## Problem to work on
From the data below, restate every line word for word.

::: Data for analysis

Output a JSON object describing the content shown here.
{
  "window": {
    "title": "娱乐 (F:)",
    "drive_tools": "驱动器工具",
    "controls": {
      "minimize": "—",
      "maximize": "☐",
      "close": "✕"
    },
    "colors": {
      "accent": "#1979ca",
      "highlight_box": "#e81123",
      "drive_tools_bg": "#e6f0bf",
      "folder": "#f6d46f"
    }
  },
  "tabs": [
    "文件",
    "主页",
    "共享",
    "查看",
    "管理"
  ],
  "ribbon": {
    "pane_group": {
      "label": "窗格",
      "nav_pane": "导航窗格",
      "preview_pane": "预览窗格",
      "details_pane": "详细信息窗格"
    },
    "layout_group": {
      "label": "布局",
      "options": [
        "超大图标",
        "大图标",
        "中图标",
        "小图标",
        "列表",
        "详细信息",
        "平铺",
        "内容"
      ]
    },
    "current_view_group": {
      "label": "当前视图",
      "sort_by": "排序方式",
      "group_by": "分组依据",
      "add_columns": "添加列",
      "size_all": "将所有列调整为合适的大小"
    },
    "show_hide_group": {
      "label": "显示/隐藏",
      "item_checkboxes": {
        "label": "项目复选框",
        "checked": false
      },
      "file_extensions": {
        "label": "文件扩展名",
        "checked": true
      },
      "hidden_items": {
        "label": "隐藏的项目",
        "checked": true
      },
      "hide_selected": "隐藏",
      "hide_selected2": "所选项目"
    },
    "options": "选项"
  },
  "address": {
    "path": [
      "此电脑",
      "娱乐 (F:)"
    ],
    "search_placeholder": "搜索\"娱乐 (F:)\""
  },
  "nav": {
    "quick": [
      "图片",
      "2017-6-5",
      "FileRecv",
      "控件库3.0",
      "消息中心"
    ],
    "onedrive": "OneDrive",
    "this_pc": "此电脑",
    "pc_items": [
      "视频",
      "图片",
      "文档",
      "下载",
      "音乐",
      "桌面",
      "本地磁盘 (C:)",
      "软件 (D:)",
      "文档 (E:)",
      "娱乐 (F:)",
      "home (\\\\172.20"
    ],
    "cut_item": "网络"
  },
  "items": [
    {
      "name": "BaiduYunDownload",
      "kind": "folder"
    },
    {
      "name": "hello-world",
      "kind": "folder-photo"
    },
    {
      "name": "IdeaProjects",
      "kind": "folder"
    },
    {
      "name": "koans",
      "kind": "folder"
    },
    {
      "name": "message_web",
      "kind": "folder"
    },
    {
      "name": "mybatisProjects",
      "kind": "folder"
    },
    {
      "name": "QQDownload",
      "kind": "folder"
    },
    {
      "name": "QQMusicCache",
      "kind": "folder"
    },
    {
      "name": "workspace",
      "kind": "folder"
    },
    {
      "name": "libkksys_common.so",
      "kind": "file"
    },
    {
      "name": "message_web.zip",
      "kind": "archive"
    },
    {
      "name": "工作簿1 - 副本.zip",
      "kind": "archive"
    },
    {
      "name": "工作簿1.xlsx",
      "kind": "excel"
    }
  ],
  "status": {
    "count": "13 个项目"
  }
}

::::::

## Answer section
Output a JSON object describing the content shown here.
{
  "window": {
    "title": "娱乐 (F:)",
    "drive_tools": "驱动器工具",
    "controls": {
      "minimize": "—",
      "maximize": "☐",
      "close": "✕"
    },
    "colors": {
      "accent": "#1979ca",
      "highlight_box": "#e81123",
      "drive_tools_bg": "#e6f0bf",
      "folder": "#f6d46f"
    }
  },
  "tabs": [
    "文件",
    "主页",
    "共享",
    "查看",
    "管理"
  ],
  "ribbon": {
    "pane_group": {
      "label": "窗格",
      "nav_pane": "导航窗格",
      "preview_pane": "预览窗格",
      "details_pane": "详细信息窗格"
    },
    "layout_group": {
      "label": "布局",
      "options": [
        "超大图标",
        "大图标",
        "中图标",
        "小图标",
        "列表",
        "详细信息",
        "平铺",
        "内容"
      ]
    },
    "current_view_group": {
      "label": "当前视图",
      "sort_by": "排序方式",
      "group_by": "分组依据",
      "add_columns": "添加列",
      "size_all": "将所有列调整为合适的大小"
    },
    "show_hide_group": {
      "label": "显示/隐藏",
      "item_checkboxes": {
        "label": "项目复选框",
        "checked": false
      },
      "file_extensions": {
        "label": "文件扩展名",
        "checked": true
      },
      "hidden_items": {
        "label": "隐藏的项目",
        "checked": true
      },
      "hide_selected": "隐藏",
      "hide_selected2": "所选项目"
    },
    "options": "选项"
  },
  "address": {
    "path": [
      "此电脑",
      "娱乐 (F:)"
    ],
    "search_placeholder": "搜索\"娱乐 (F:)\""
  },
  "nav": {
    "quick": [
      "图片",
      "2017-6-5",
      "FileRecv",
      "控件库3.0",
      "消息中心"
    ],
    "onedrive": "OneDrive",
    "this_pc": "此电脑",
    "pc_items": [
      "视频",
      "图片",
      "文档",
      "下载",
      "音乐",
      "桌面",
      "本地磁盘 (C:)",
      "软件 (D:)",
      "文档 (E:)",
      "娱乐 (F:)",
      "home (\\\\172.20"
    ],
    "cut_item": "网络"
  },
  "items": [
    {
      "name": "BaiduYunDownload",
      "kind": "folder"
    },
    {
      "name": "hello-world",
      "kind": "folder-photo"
    },
    {
      "name": "IdeaProjects",
      "kind": "folder"
    },
    {
      "name": "koans",
      "kind": "folder"
    },
    {
      "name": "message_web",
      "kind": "folder"
    },
    {
      "name": "mybatisProjects",
      "kind": "folder"
    },
    {
      "name": "QQDownload",
      "kind": "folder"
    },
    {
      "name": "QQMusicCache",
      "kind": "folder"
    },
    {
      "name": "workspace",
      "kind": "folder"
    },
    {
      "name": "libkksys_common.so",
      "kind": "file"
    },
    {
      "name": "message_web.zip",
      "kind": "archive"
    },
    {
      "name": "工作簿1 - 副本.zip",
      "kind": "archive"
    },
    {
      "name": "工作簿1.xlsx",
      "kind": "excel"
    }
  ],
  "status": {
    "count": "13 个项目"
  }
}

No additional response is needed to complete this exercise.